This year, the Times Square Alliance’s website makes no mention of crowd limits or vaccination policies. Instead, it says, “there will be a large celebration in the heart of Times Square” — and visitors may want to get there sometime on the afternoon of Dec. 31, when revelers start gathering near the entrances to viewing areas.

The official celebration will kick off around 6 p.m. when the ball is raised to the top of its pole above One Times Square (on the corner of Broadway and 43rd street).

If you do, you’ll likely want to arrive early, as it’s first-come, first-served. But that comes with its challenges: no food or beverage vendors and no public restrooms will be available. If you leave a viewing area to eat or use the bathroom, you can’t return to your spot, the Alliance says.

What about TV?
All the major cable networks will air their typical live specials — on ABC, “Dick Clark’s New Year’s Rockin’ Eve with Ryan Seacrest” will kick off at 8 p.m. Eastern from Times Square. In comparison, CNN’s telecast with Anderson Cooper and Andy Cohen will likewise start at 8 p.m. (Though reportedly in a less boozy form than in previous years.)

And the Times Square Alliance will still host its own commercial-free webcast online starting at 5:55 p.m. on New Year’s Eve.

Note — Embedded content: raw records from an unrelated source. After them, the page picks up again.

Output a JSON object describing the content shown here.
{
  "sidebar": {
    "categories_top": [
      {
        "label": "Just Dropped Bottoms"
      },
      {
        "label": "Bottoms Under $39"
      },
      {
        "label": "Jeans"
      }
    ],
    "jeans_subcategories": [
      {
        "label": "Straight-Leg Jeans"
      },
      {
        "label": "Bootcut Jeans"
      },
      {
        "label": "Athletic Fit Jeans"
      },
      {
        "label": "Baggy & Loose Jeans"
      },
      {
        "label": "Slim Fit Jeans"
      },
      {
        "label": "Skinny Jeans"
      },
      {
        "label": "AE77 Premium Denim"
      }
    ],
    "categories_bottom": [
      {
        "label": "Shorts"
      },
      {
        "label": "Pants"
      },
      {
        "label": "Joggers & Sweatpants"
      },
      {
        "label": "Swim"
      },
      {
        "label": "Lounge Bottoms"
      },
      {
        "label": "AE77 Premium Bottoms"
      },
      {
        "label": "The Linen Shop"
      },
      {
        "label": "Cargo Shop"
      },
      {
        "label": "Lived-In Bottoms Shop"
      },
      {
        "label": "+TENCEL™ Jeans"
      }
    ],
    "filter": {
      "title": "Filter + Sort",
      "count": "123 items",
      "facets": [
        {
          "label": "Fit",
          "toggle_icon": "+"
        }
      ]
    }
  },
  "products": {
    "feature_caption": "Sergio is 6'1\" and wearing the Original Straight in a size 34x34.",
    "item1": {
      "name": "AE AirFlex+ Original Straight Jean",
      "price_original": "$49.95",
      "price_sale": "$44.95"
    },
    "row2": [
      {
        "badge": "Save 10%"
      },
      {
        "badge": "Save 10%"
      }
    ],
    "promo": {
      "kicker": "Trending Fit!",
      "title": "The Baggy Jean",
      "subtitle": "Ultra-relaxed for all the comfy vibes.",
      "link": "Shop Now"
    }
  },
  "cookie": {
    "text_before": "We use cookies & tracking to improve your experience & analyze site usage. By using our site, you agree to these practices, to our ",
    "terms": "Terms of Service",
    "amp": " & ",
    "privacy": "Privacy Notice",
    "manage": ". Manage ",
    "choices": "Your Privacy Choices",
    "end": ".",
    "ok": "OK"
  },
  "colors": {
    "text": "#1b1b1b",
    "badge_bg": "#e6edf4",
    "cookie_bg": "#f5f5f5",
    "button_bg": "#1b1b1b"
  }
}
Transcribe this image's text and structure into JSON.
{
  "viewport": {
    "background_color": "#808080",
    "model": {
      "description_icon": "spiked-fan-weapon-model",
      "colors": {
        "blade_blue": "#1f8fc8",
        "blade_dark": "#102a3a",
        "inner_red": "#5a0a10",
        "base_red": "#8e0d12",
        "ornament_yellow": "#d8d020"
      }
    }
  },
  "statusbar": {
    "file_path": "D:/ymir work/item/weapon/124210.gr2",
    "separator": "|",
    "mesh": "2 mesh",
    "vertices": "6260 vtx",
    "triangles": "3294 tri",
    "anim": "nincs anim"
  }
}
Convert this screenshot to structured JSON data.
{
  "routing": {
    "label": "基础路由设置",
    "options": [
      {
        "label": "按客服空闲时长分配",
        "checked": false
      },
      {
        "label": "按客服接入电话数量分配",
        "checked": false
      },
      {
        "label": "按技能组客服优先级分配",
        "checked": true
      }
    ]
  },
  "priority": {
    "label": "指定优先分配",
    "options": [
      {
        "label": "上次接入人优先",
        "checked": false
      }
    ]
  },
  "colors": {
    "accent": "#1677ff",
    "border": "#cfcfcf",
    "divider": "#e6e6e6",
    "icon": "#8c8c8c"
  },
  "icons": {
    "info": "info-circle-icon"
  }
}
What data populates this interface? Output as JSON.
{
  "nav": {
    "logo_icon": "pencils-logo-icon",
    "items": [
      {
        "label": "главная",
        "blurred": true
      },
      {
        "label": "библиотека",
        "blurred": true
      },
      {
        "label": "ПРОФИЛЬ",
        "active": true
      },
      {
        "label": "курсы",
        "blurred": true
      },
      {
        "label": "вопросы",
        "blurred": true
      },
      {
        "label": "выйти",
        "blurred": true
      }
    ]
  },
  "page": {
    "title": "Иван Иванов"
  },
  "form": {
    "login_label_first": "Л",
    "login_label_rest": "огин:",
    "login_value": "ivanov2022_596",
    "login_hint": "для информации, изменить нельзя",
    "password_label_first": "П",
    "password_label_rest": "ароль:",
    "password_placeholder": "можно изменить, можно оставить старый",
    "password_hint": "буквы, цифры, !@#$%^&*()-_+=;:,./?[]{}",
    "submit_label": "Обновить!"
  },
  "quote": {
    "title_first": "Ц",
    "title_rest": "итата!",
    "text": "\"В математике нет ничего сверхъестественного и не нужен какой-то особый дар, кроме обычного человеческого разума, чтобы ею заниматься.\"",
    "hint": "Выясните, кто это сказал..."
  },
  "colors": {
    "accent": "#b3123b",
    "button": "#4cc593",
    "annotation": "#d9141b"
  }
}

Will there be street closures?
Many of them. Hours before the ball drops on Dec. 31, NYPD will shut down access to Times Square starting around 43rd Street and Broadway, continuing north as more people arrive.

Vehicle traffic along Broadway and Seventh Avenue will likely be halted starting around 3 p.m.

“Vehicles will most likely have difficulty traveling across town after 3:00 p.m. or earlier above 42nd Street and as far north as 59th Street,” the Times Square Alliance says.

Visitors who want to watch in person should enter from Sixth or Eighth avenues.

Pedestrian access points for the viewing areas are as follows:

South of 41st Street:

  • 38th Street: Sixth and Eighth Avenues

North of 43rd Street:

  • 49th Street from Sixth and Eighth Aves.
  • 52nd Street from Sixth and Eighth Aves.
  • 56th Street from Sixth and Eighth Aves.